Getting to Carnarvon Gorge from Mackay, as we did after our visit to Cape Hillsborough, means a long drive up over the range and South through coal mining country, mostly on good roads made for the miners, to Springsure and then down through Rolleston. There’s a choice of accommodation near the Park entrance or, if you’re lucky, near the information centre in the park itself.
Walking the Gorge
There are day walks up the Gorge and back, as far as you can manage and with a choice of side trips, and multi-day hikes. The longest of them takes you up the Gorge to Big Bend, up a side valley to the tablelands, and back down the Boolimba Bluff track to the starting point.
Fit walkers who don’t take too many side trips or spend too long looking at the plants, wildlife and scenery can get to Big Bend and back in a day or less (see the Walking Track map (pdf) from the National Parks site). Those who start late (as we did) and stop often for photos (as we did) might only get to the Amphitheatre (as we did).
The Boolimba Bluff track has a strenuous section but everything else was quite gentle. An odd realisation was that we were walking on beach sand most of the time, as we had been at Cape Hillsborough – the big difference being that the sand was a hundred million years older.
The sandstone highlands extend for hundreds of kilometres through central Queensland, and Carnarvon Gorge is just one of several National Parks between Blackwater, Tambo and Injune (see DES visitor guide – pdf).
On our way back to Townsville we visited Minerva Hills NP to look out over Springsure from Mount Zamia. The geology there is similar: sandstone capped on its highest points with harder volcanic rock. (The last eruptions were 27 – 35 million years ago.) Porcupine Gorge, North of Hughenden, was formed the same way.

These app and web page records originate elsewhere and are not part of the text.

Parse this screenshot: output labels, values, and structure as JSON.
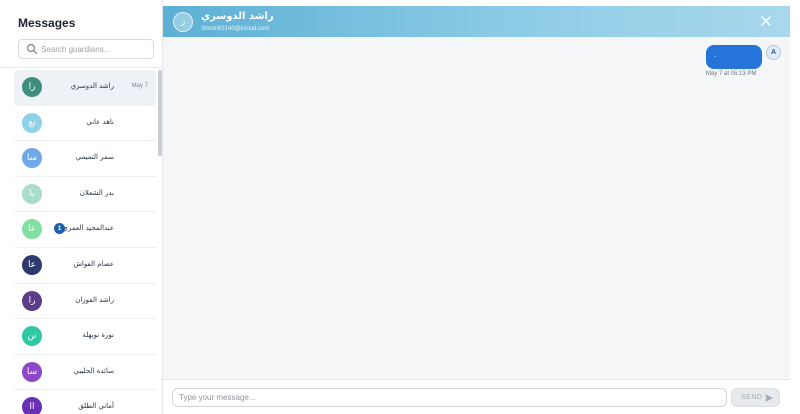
{
  "sidebar": {
    "title": "Messages",
    "search_placeholder": "Search guardians...",
    "contacts": [
      {
        "name": "راشد الدوسري",
        "initials": "را",
        "date": "May 7",
        "color": "#3f8f7f",
        "active": true
      },
      {
        "name": "ناهد عاني",
        "initials": "نع",
        "color": "#8fd3e8"
      },
      {
        "name": "سمر التميمي",
        "initials": "سا",
        "color": "#6fa8e6"
      },
      {
        "name": "بدر الشعلان",
        "initials": "با",
        "color": "#a9dcc9"
      },
      {
        "name": "عبدالمجيد العمري",
        "initials": "عا",
        "color": "#7fe0a2",
        "unread": "1"
      },
      {
        "name": "عصام الفواش",
        "initials": "عا",
        "color": "#2d3a6e"
      },
      {
        "name": "راشد الفوزان",
        "initials": "را",
        "color": "#5b3d8a"
      },
      {
        "name": "نورة نوبهلة",
        "initials": "نن",
        "color": "#2fc7a4"
      },
      {
        "name": "سائدة الحليبي",
        "initials": "سا",
        "color": "#8d47c9"
      },
      {
        "name": "أماني الطلق",
        "initials": "اا",
        "color": "#6a2fb8"
      }
    ]
  },
  "chat": {
    "header": {
      "avatar_initial": "ر",
      "name": "راشد الدوسري",
      "email": "Simon63140@icloud.com"
    },
    "messages": [
      {
        "text": ".",
        "sender_initial": "A",
        "time": "May 7 at 05:13 PM"
      }
    ],
    "composer": {
      "placeholder": "Type your message...",
      "send_label": "SEND"
    }
  }
}
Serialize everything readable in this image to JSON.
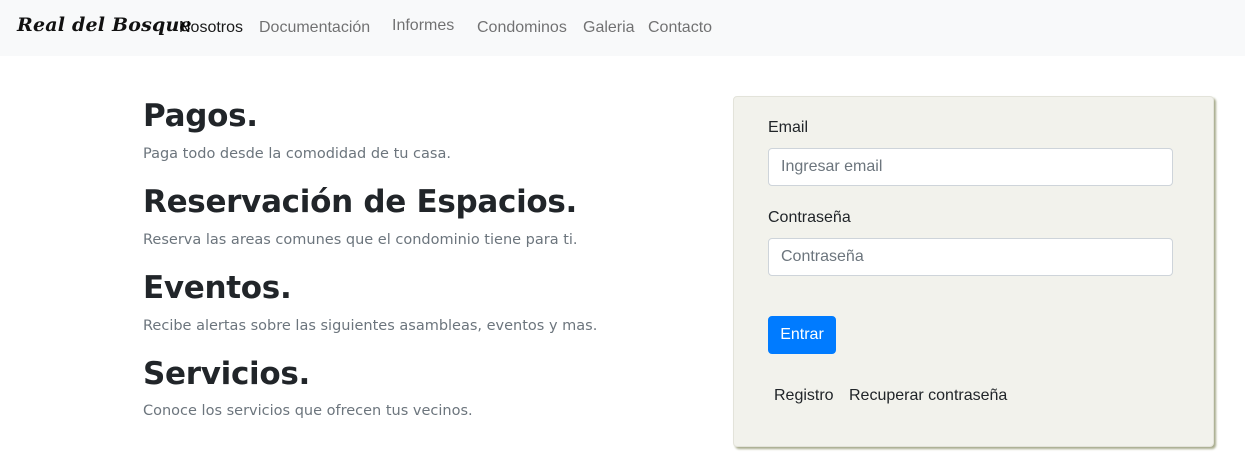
{
  "navbar": {
    "brand": "Real del Bosque",
    "links": [
      {
        "label": "Nosotros",
        "active": true
      },
      {
        "label": "Documentación",
        "active": false
      },
      {
        "label": "Informes",
        "active": false
      },
      {
        "label": "Condominos",
        "active": false
      },
      {
        "label": "Galeria",
        "active": false
      },
      {
        "label": "Contacto",
        "active": false
      }
    ]
  },
  "features": [
    {
      "title": "Pagos.",
      "description": "Paga todo desde la comodidad de tu casa."
    },
    {
      "title": "Reservación de Espacios.",
      "description": "Reserva las areas comunes que el condominio tiene para ti."
    },
    {
      "title": "Eventos.",
      "description": "Recibe alertas sobre las siguientes asambleas, eventos y mas."
    },
    {
      "title": "Servicios.",
      "description": "Conoce los servicios que ofrecen tus vecinos."
    }
  ],
  "login": {
    "email_label": "Email",
    "email_placeholder": "Ingresar email",
    "email_value": "",
    "password_label": "Contraseña",
    "password_placeholder": "Contraseña",
    "password_value": "",
    "submit_label": "Entrar",
    "register_link": "Registro",
    "recover_link": "Recuperar contraseña"
  },
  "colors": {
    "navbar_bg": "#f8f9fa",
    "card_bg": "#f2f2ec",
    "primary": "#007bff",
    "muted_text": "#6c757d"
  }
}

In each case, cracks in the basalt have opened into gorges or broad valleys, depending on local factors.
We still have so much to explore!